Leopards can be among the most challenging animals to track in the wild. Elusive and shy, leopards are masters of disguise, often seamlessly blending into the background. Of the “Big Five” African animals (also including elephants, lions, rhinos, and buffalo), it is the one that most visitors to Africa never see.
However, for their conservation, it is vital that we determine how many leopards exist in the wild—and in many areas, this information is missing. So, what is the best way to count leopards?
That is one of the questions we are trying to answer in a new conservation initiative at Loisaba Conservancy in central Kenya. We are using remote cameras to photograph leopards, and their unique coat patterns allow us to distinguish individuals.
But it is not as easy as just setting up a bunch of cameras in the wild and hoping for the best. Researchers will often set cameras out in regularly spaced grids, with the idea of getting a sample of the animals that occupy the habitat. However, camera grids aimed at snapping pictures of secretive animals like leopards can suffer from low detection rates, and it can take many cameras operating for many days to get a sense of abundance.
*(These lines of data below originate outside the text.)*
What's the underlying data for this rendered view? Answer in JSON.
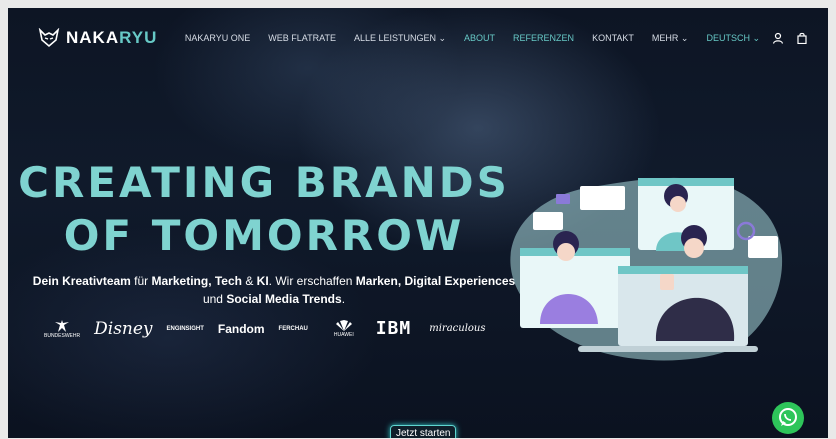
{
  "brand": {
    "prefix": "NAKA",
    "accent": "RYU"
  },
  "nav": {
    "items": [
      {
        "label": "NAKARYU ONE",
        "active": false
      },
      {
        "label": "WEB FLATRATE",
        "active": false
      },
      {
        "label": "ALLE LEISTUNGEN ⌄",
        "active": false
      },
      {
        "label": "ABOUT",
        "active": true
      },
      {
        "label": "REFERENZEN",
        "active": true
      },
      {
        "label": "KONTAKT",
        "active": false
      },
      {
        "label": "MEHR ⌄",
        "active": false
      },
      {
        "label": "DEUTSCH ⌄",
        "active": true
      }
    ],
    "icons": [
      "user-icon",
      "bag-icon"
    ]
  },
  "hero": {
    "line1": "CREATING BRANDS",
    "line2": "OF TOMORROW",
    "subtitle": {
      "p1": "Dein Kreativteam",
      "p2": " für ",
      "p3": "Marketing, Tech",
      "p4": " & ",
      "p5": "KI",
      "p6": ". Wir erschaffen ",
      "p7": "Marken, Digital Experiences",
      "p8": "und ",
      "p9": "Social Media Trends",
      "p10": "."
    },
    "cta": "Jetzt starten"
  },
  "client_logos": [
    "BUNDESWEHR",
    "Disney",
    "ENGINSIGHT",
    "Fandom",
    "FERCHAU",
    "HUAWEI",
    "IBM",
    "miraculous"
  ],
  "colors": {
    "accent": "#67c9c6",
    "whatsapp": "#2ec55a"
  }
}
This can slow the time required to get an accurate population estimate—and increase the workload of sorting thousands of photos to find the few images of leopards.
This year in Kenya, we are taking a different tack: luring leopards into getting their picture taken. To understand what might attract a leopard to our cameras, we turned to our resident leopard experts here at the San Diego Zoo: Gaylene Thomas, an animal care supervisor; and Todd Speis, a senior keeper. They told us that successful scent attractants for leopards include a variety of herbs—except catnip, ironically! Scents such as wintergreen and cinnamon, and colognes such as CK Obsession for Men also do well.
So, given that advice, we headed to Kenya armed with colognes and essential oils—not the usual items one has for fieldwork. We are currently testing which scent lures work best to bring leopards out from hiding and have them linger long enough to get good camera images of coat patterns.
The initial results are promising, as our cameras are already getting images of leopards and identifiable coat patterns. For example, one of the tour guides at Loisaba Conservancy took several pictures of a male leopard making a stunning daylight kill—and when we began to examine the first sets of images from our cameras, we noticed an exact match in coat pattern on the left flank.
Not only will coat pattern recognition allow us to track leopards across space and time, it also provides the opportunity for citizen science. With the high-powered cameras that many tourists carry, we are now initiating a sharing platform for tourist leopard photos at Loisaba Conservancy, so that we can maximize our detection of these elusive predators.
Nicholas Pilfold, Ph.D., is a postdoctoral associate in Recovery Ecology at the San Diego Zoo Institute for Conservation Research. Read his previous post, Keeping an Eye on Polar Bear Maternal Dens.